Problem: Each line containing the word "subtitle" must be copied from the material below.

Given records:
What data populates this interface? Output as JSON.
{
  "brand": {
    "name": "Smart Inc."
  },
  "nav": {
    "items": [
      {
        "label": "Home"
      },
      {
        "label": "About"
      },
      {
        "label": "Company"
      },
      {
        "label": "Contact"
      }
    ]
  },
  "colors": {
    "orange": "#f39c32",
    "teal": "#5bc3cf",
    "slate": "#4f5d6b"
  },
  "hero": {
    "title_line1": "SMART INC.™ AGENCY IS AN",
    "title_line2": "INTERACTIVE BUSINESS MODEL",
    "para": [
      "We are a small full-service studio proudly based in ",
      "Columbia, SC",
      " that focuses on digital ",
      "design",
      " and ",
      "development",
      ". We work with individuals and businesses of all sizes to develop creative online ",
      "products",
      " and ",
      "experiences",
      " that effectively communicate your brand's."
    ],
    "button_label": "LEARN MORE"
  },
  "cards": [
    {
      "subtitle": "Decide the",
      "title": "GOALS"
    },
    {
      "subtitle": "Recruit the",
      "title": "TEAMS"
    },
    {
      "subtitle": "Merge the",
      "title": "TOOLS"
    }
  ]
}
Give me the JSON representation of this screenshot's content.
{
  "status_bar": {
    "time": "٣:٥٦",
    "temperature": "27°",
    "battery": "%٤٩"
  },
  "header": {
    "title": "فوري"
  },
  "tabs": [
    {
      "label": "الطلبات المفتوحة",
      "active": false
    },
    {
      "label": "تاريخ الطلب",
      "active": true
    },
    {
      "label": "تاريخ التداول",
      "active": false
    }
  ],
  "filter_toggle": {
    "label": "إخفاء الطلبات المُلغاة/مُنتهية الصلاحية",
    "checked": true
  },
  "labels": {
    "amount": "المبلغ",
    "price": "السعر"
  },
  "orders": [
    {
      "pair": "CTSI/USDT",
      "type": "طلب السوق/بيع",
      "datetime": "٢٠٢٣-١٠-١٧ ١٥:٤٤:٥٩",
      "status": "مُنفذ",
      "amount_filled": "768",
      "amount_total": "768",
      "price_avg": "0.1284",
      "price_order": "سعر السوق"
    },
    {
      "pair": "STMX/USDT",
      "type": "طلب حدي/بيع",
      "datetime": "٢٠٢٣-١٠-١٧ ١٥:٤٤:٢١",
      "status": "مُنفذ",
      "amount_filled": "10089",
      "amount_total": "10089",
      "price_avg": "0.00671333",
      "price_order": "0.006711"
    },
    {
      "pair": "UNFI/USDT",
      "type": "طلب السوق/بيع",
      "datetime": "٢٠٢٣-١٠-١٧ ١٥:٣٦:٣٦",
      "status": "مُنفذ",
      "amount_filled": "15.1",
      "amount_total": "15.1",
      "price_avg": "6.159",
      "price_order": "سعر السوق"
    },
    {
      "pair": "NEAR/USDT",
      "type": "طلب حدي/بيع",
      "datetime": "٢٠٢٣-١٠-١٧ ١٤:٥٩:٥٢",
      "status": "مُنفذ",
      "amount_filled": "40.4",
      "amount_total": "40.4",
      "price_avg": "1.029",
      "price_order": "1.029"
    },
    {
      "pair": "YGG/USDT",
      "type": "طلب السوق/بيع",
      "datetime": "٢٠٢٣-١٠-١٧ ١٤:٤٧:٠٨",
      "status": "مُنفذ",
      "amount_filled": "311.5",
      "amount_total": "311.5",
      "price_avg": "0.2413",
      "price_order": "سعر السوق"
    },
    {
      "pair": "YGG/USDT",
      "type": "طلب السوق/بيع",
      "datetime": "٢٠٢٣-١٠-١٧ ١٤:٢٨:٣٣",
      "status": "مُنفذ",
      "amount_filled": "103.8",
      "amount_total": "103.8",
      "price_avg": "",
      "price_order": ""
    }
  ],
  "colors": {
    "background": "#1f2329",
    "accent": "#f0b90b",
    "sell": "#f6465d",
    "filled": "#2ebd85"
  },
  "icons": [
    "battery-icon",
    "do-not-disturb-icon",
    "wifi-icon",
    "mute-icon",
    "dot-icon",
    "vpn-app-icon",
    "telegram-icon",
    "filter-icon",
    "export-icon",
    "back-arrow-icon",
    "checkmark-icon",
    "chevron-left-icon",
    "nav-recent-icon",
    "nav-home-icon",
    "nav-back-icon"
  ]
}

Task result:
      "subtitle": "Decide the",
      "subtitle": "Recruit the",
      "subtitle": "Merge the",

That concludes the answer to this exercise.